Israeli lawmakers have proposed in a draft new law to treat bitcoin as a currency instead of an asset for tax purposes, local media reported.
According to a report from Globes, four legislators from the Yisrael Beiteinu political party presented the Income Tax Ordinance (Taxation of the Sale of Digital Currencies) bill in the Israeli parliament Knesset on September 22.
The bill by the four – MK Oded Forer, Yevgeny Soba, Yulia Malinovsky, and Alex Kushnir – proposes several changes to crypto taxation, including the amendment of the existing tax law to exempt digital assets like bitcoin (BTC) from capital gains tax. The bill says:
The regulatory reality in Israel is not adapted to the existing reality in the field. [Digital currencies] will continue to be a growth engine that allow the Israeli high-tech industry to flourish and develop.
Bitcoin is currently recognized as an asset in Israel, meaning that sales of the crypto or conversions to cash attract a capital gains tax of 25%. However, some users like short-term BTC lenders and those who undertake bonds-related activities pay capital gains of 15%.
In 2019, Israelis with income of less than $22,000 were reportedly taxed at a rate of 10%, on the average – a level that might assume some significance should the proposed law be approved.
MK Forer said Israel, which already boasts a well-developed technology industry, had the ability to be a leader in crypto-based payments, particularly at a time of the coronavirus pandemic
“It is precisely in this period, when the economic future is not clear, [that] it is possible to promote digital payment options due to the social distance that has been forced on us,” Forer opined.
Israel’s crypto sector is rapidly developing, but regulatory hindrances appear to be impeding growth. According to the Israeli Bitcoin Association, the number of crypto companies in the Middle East country grew 32% between 2018 and 2019, with about 150 active blockchain and crypto companies by December last year.
What do you think about Israel’s proposed bitcoin tax law? Let us know in the comments section below.

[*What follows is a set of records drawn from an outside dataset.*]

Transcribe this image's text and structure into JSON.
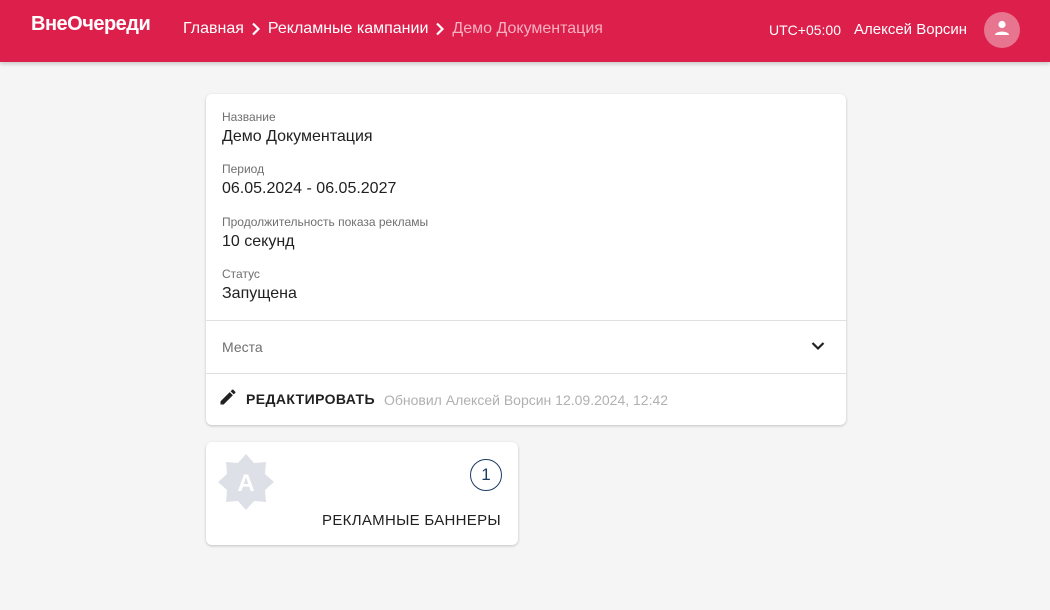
{
  "header": {
    "logo": "ВнеОчереди",
    "breadcrumbs": [
      {
        "label": "Главная"
      },
      {
        "label": "Рекламные кампании"
      },
      {
        "label": "Демо Документация"
      }
    ],
    "timezone": "UTC+05:00",
    "user_name": "Алексей Ворсин",
    "brand_color": "#dc1f4b"
  },
  "campaign": {
    "fields": [
      {
        "label": "Название",
        "value": "Демо Документация"
      },
      {
        "label": "Период",
        "value": "06.05.2024 - 06.05.2027"
      },
      {
        "label": "Продолжительность показа рекламы",
        "value": "10 секунд"
      },
      {
        "label": "Статус",
        "value": "Запущена"
      }
    ],
    "places_label": "Места",
    "edit_label": "РЕДАКТИРОВАТЬ",
    "updated_text": "Обновил Алексей Ворсин 12.09.2024, 12:42"
  },
  "banners_tile": {
    "icon_letter": "A",
    "count": "1",
    "title": "РЕКЛАМНЫЕ БАННЕРЫ"
  }
}
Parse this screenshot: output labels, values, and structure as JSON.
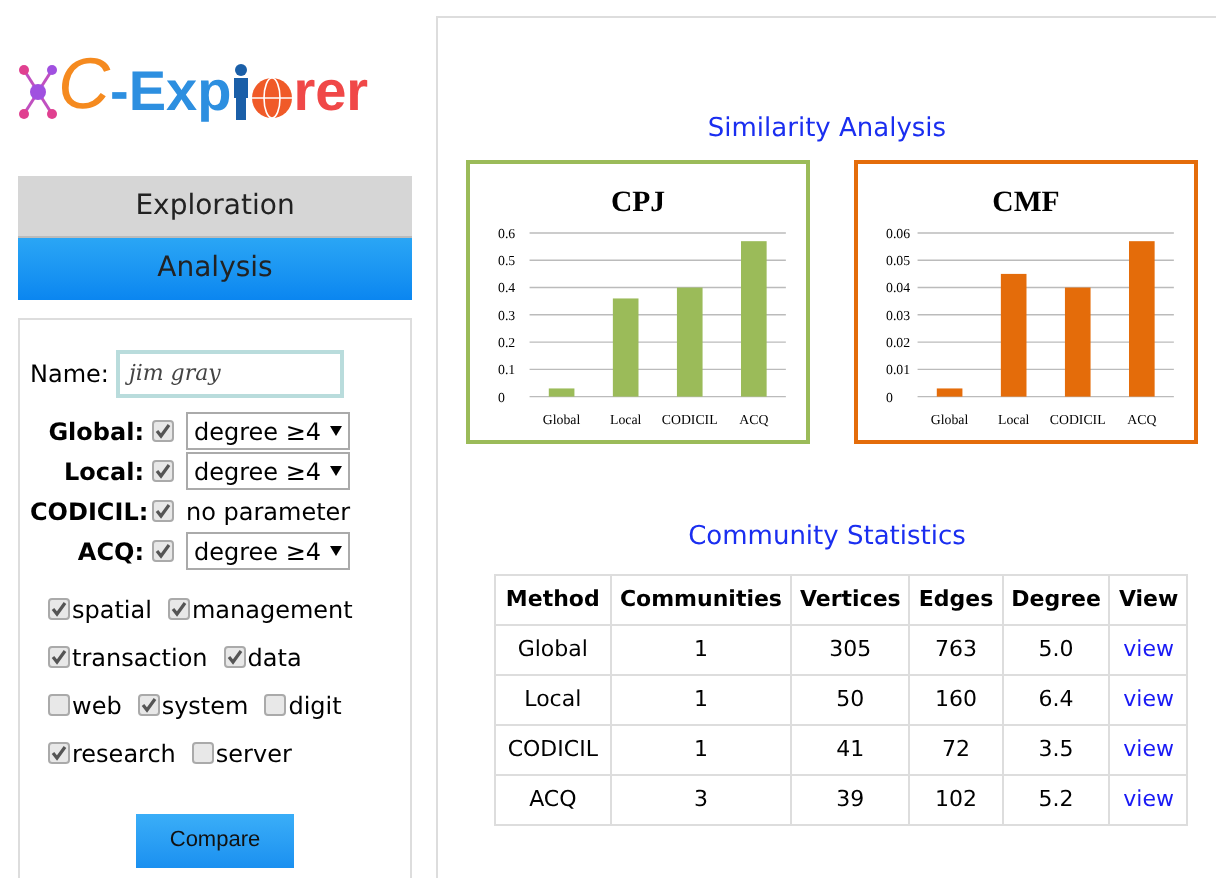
{
  "logo": {
    "prefix": "C",
    "middle": "-Exp",
    "suffix": "rer"
  },
  "nav": [
    {
      "label": "Exploration",
      "selected": false
    },
    {
      "label": "Analysis",
      "selected": true
    }
  ],
  "form": {
    "name": {
      "label": "Name:",
      "value": "jim gray"
    },
    "methods": [
      {
        "label": "Global:",
        "checked": true,
        "kind": "select",
        "value": "degree ≥4"
      },
      {
        "label": "Local:",
        "checked": true,
        "kind": "select",
        "value": "degree ≥4"
      },
      {
        "label": "CODICIL:",
        "checked": true,
        "kind": "text",
        "value": "no parameter"
      },
      {
        "label": "ACQ:",
        "checked": true,
        "kind": "select",
        "value": "degree ≥4"
      }
    ],
    "keywords": [
      [
        {
          "label": "spatial",
          "checked": true
        },
        {
          "label": "management",
          "checked": true
        }
      ],
      [
        {
          "label": "transaction",
          "checked": true
        },
        {
          "label": "data",
          "checked": true
        }
      ],
      [
        {
          "label": "web",
          "checked": false
        },
        {
          "label": "system",
          "checked": true
        },
        {
          "label": "digit",
          "checked": false
        }
      ],
      [
        {
          "label": "research",
          "checked": true
        },
        {
          "label": "server",
          "checked": false
        }
      ]
    ],
    "button": "Compare"
  },
  "similarity": {
    "title": "Similarity Analysis",
    "charts": [
      {
        "chart_data": {
          "type": "bar",
          "title": "CPJ",
          "categories": [
            "Global",
            "Local",
            "CODICIL",
            "ACQ"
          ],
          "grid": true,
          "series": [
            {
              "color": "#9bbb59",
              "values": [
                0.03,
                0.36,
                0.4,
                0.57
              ]
            }
          ],
          "ylim": [
            0,
            0.6
          ],
          "yticks": [
            {
              "value": 0,
              "label": "0"
            },
            {
              "value": 0.1,
              "label": "0.1"
            },
            {
              "value": 0.2,
              "label": "0.2"
            },
            {
              "value": 0.3,
              "label": "0.3"
            },
            {
              "value": 0.4,
              "label": "0.4"
            },
            {
              "value": 0.5,
              "label": "0.5"
            },
            {
              "value": 0.6,
              "label": "0.6"
            }
          ]
        }
      },
      {
        "chart_data": {
          "type": "bar",
          "title": "CMF",
          "categories": [
            "Global",
            "Local",
            "CODICIL",
            "ACQ"
          ],
          "grid": true,
          "series": [
            {
              "color": "#e46c0a",
              "values": [
                0.003,
                0.045,
                0.04,
                0.057
              ]
            }
          ],
          "ylim": [
            0,
            0.06
          ],
          "yticks": [
            {
              "value": 0,
              "label": "0"
            },
            {
              "value": 0.01,
              "label": "0.01"
            },
            {
              "value": 0.02,
              "label": "0.02"
            },
            {
              "value": 0.03,
              "label": "0.03"
            },
            {
              "value": 0.04,
              "label": "0.04"
            },
            {
              "value": 0.05,
              "label": "0.05"
            },
            {
              "value": 0.06,
              "label": "0.06"
            }
          ]
        }
      }
    ]
  },
  "statistics": {
    "title": "Community Statistics",
    "columns": [
      "Method",
      "Communities",
      "Vertices",
      "Edges",
      "Degree",
      "View"
    ],
    "rows": [
      [
        "Global",
        "1",
        "305",
        "763",
        "5.0",
        "view"
      ],
      [
        "Local",
        "1",
        "50",
        "160",
        "6.4",
        "view"
      ],
      [
        "CODICIL",
        "1",
        "41",
        "72",
        "3.5",
        "view"
      ],
      [
        "ACQ",
        "3",
        "39",
        "102",
        "5.2",
        "view"
      ]
    ]
  }
}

Image Credits: Shutterstock, Pixabay, Wiki Commons
Disclaimer: This article is for informational purposes only. It is not a direct offer or solicitation of an offer to buy or sell, or a recommendation or endorsement of any products, services, or companies. Bitcoin.com does not provide investment, tax, legal, or accounting advice. Neither the company nor the author is responsible, directly or indirectly, for any damage or loss caused or alleged to be caused by or in connection with the use of or reliance on any content, goods or services mentioned in this article.
Go to Source
Author: Jeffrey Gogo